In addition to certain perennial issues like acceptability of multiple-year data, prohibition on the use of secret comparables, guidance on carrying out comparability adjustments (working capital/risk adjustment, etc.), increasing threshold for maintaining mandatory documentation where tax reforms are required, many changes to the domestic TP regime are also needed. Primarily, the domestic TP regime should be applicable only where there is a possibility of tax arbitrage. Domestic TP need not be applicable to directors remuneration, and if it is made applicable, clear guidance should be provided for benchmarking such remuneration. Benchmarking a transaction involving payment made to a director by a company poses numerous challenges since payments vary largely across companies and depend on several subjective factors like role, functions, qualification and experience, technical ability and the extent of ownership of the said director, business needs of the company, market scenario, etc. Further, a clarification that only revenue expenditure shall be covered within the ambit of domestic TP is required. Another issue that needs to be addressed is the allocation of costs of shared services amongst different units of the same taxpaying entity and amongst different entities of the same group.

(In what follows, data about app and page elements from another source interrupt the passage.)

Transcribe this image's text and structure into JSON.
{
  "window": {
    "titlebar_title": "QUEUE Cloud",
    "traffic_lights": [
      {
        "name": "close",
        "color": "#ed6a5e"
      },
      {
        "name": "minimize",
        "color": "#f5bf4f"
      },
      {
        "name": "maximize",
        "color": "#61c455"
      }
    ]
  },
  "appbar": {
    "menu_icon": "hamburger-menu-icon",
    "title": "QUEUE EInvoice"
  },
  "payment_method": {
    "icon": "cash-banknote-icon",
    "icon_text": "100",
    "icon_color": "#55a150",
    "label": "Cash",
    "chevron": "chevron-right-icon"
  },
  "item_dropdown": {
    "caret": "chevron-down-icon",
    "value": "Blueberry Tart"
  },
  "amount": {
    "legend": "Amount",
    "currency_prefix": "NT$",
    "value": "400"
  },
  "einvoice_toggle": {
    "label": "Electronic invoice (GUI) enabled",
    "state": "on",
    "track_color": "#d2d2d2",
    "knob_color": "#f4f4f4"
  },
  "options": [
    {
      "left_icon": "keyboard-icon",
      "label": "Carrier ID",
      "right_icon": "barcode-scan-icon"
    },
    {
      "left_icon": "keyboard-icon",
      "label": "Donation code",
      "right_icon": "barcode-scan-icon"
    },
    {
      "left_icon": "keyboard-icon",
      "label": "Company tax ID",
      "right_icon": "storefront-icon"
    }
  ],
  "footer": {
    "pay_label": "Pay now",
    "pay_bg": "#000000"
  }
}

Safe Harbour Rules (SHR) were introduced in September 2013, after extensive consultations with stakeholders, in order to reduce TP litigation and to give some comfort to the MNCs. The primary objective of Safe Harbour Rules was to ease out the compliance burden of taxpayers, curtail disputes and reduce administrative hassles for taxman. However, this scheme was not given a thumbs up by most MNCs. This is majorly due to the high threshold limits set in the SHR and also the continuing compliance requirement which does not give the required relief from the conventional TP documentation requirements. It is therefore recommended that the SHR be amended to provide that taxpayers opting for SHR should be exempted from all the documentation requirements and should be required to maintain only basic documentation related to transactions, pricing,

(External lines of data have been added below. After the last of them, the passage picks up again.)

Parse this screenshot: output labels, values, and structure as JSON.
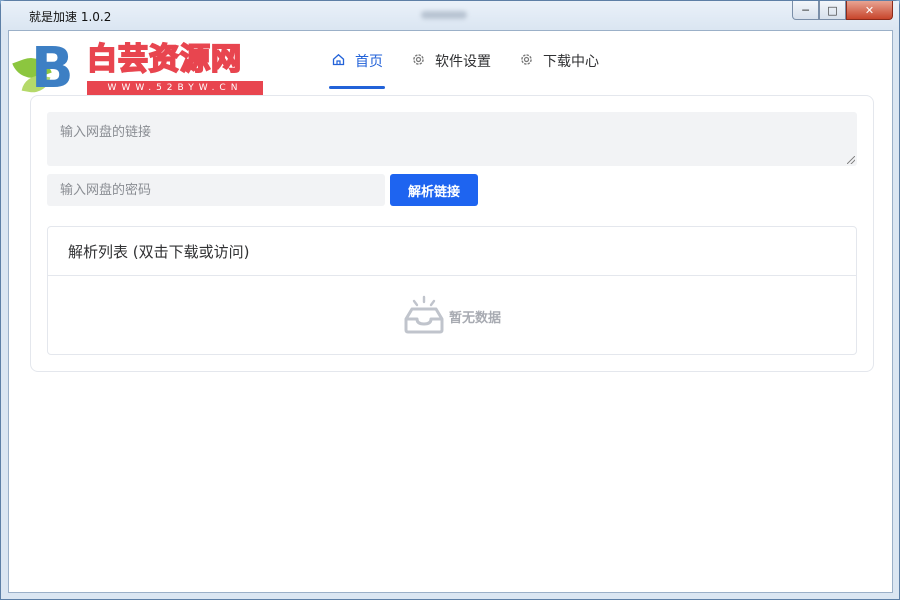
{
  "window": {
    "title": "就是加速 1.0.2",
    "buttons": {
      "minimize": "─",
      "maximize": "□",
      "close": "✕"
    }
  },
  "logo": {
    "letter": "B",
    "text": "白芸资源网",
    "sub": "WWW.52BYW.CN"
  },
  "tabs": [
    {
      "label": "首页",
      "icon": "home-icon",
      "active": true
    },
    {
      "label": "软件设置",
      "icon": "gear-icon",
      "active": false
    },
    {
      "label": "下载中心",
      "icon": "gear-icon",
      "active": false
    }
  ],
  "form": {
    "link_placeholder": "输入网盘的链接",
    "link_value": "",
    "password_placeholder": "输入网盘的密码",
    "password_value": "",
    "parse_button": "解析链接"
  },
  "list": {
    "title": "解析列表 (双击下载或访问)",
    "empty_text": "暂无数据"
  },
  "colors": {
    "accent": "#2262d8",
    "button": "#1e64f0",
    "input_bg": "#f2f3f5",
    "border": "#e4e7ed",
    "logo_red": "#e8454f",
    "logo_blue": "#3d7fc4",
    "logo_green": "#8cc63f"
  }
}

etc. Further, it is recommended that the minimum threshold profit margins/prices prescribed for IT, ITeS, KPO and contract R&D firms as well as loans and guarantees be revised downwards to more realistic levels. Further clarity on categorisation of industries, i.e., ITeS v/s KPO and IT services v/s contract R&D relating to IT, is essential. These measures would act as a catalyst to rationalise and make SHR more attractive.

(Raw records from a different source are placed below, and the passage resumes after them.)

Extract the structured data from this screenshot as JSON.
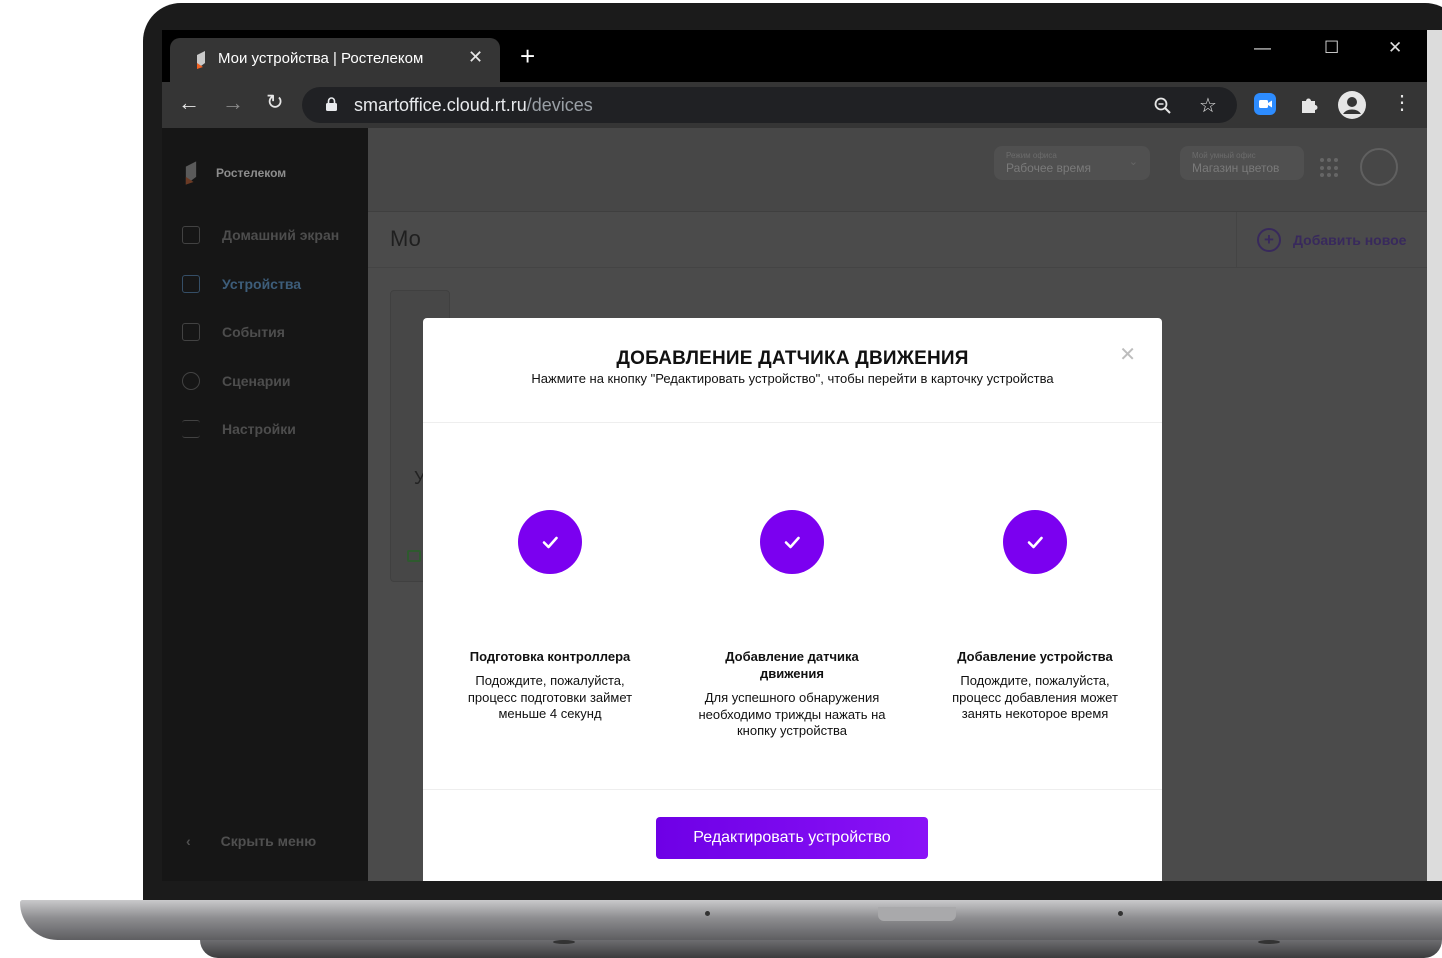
{
  "browser": {
    "tab_title": "Мои устройства | Ростелеком",
    "tab_close": "✕",
    "new_tab": "+",
    "window_controls": [
      "—",
      "☐",
      "✕"
    ],
    "url_host": "smartoffice.cloud.rt.ru",
    "url_path": "/devices",
    "icons": [
      "back-icon",
      "forward-icon",
      "reload-icon",
      "lock-icon",
      "zoom-icon",
      "star-icon",
      "zoom-app-icon",
      "extensions-icon",
      "profile-icon",
      "menu-icon"
    ]
  },
  "sidebar": {
    "brand": "Ростелеком",
    "items": [
      {
        "label": "Домашний экран",
        "icon": "grid-icon"
      },
      {
        "label": "Устройства",
        "icon": "device-icon"
      },
      {
        "label": "События",
        "icon": "calendar-icon"
      },
      {
        "label": "Сценарии",
        "icon": "scenario-icon"
      },
      {
        "label": "Настройки",
        "icon": "sliders-icon"
      }
    ],
    "hide_menu": "Скрыть меню"
  },
  "header": {
    "office_mode_caption": "Режим офиса",
    "office_mode_value": "Рабочее время",
    "smart_office_caption": "Мой умный офис",
    "smart_office_value": "Магазин цветов"
  },
  "subheader": {
    "page_title": "Мо",
    "add_new": "Добавить новое"
  },
  "background_card": {
    "letter": "У"
  },
  "modal": {
    "title": "ДОБАВЛЕНИЕ ДАТЧИКА ДВИЖЕНИЯ",
    "subtitle": "Нажмите на кнопку \"Редактировать устройство\", чтобы перейти в карточку устройства",
    "close": "✕",
    "steps": [
      {
        "title": "Подготовка контроллера",
        "desc": "Подождите, пожалуйста, процесс подготовки займет меньше 4 секунд"
      },
      {
        "title": "Добавление датчика движения",
        "desc": "Для успешного обнаружения необходимо трижды нажать на кнопку устройства"
      },
      {
        "title": "Добавление устройства",
        "desc": "Подождите, пожалуйста, процесс добавления может занять некоторое время"
      }
    ],
    "button": "Редактировать устройство"
  },
  "colors": {
    "accent": "#7b00f0",
    "chrome_bg": "#353535",
    "sidebar_bg": "#161616"
  }
}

Furthermore, the advance pricing agreement (APA) programme, which has been quite successful in the first two years since its introduction, also needs some tweakingin areas like enabling the formal roll back of APAs to manage historic litigation, enabling bi-lateral APAs with all countries irrespective of whether treaty enabling provisions in Article 9(2) already exist or not, SDT cover for unilateral cases, time-limits for closing unilateral cases considering there are 400 applications in the pipeline already. Increasing the resource strength in the APA infrastructure at all levels is also a burning need to ensure faster closure of the agreements which, in turn, will instil investor confidence by creating a climate of certainty and mutual respect between the taxman and taxpayers.

In a recent report, the Tax Administrative Reforms Commission, headed by Parthasarthi Shome, has suggested radical changes to the tax laws and administrative system, including curtailment of retrospective amendments and empowering tax personnel with specialised knowledge on global best practices. The taxpayers hopes are now pinned on the upcoming budget of the newly formed government and it remains to be seen whether the government is able to bring a reasonable change to the adversarial and challenging tax regime in India and boost investor confidence.

The author is partner, Global Transfer Pricing Services, KPMG in India. Views are personal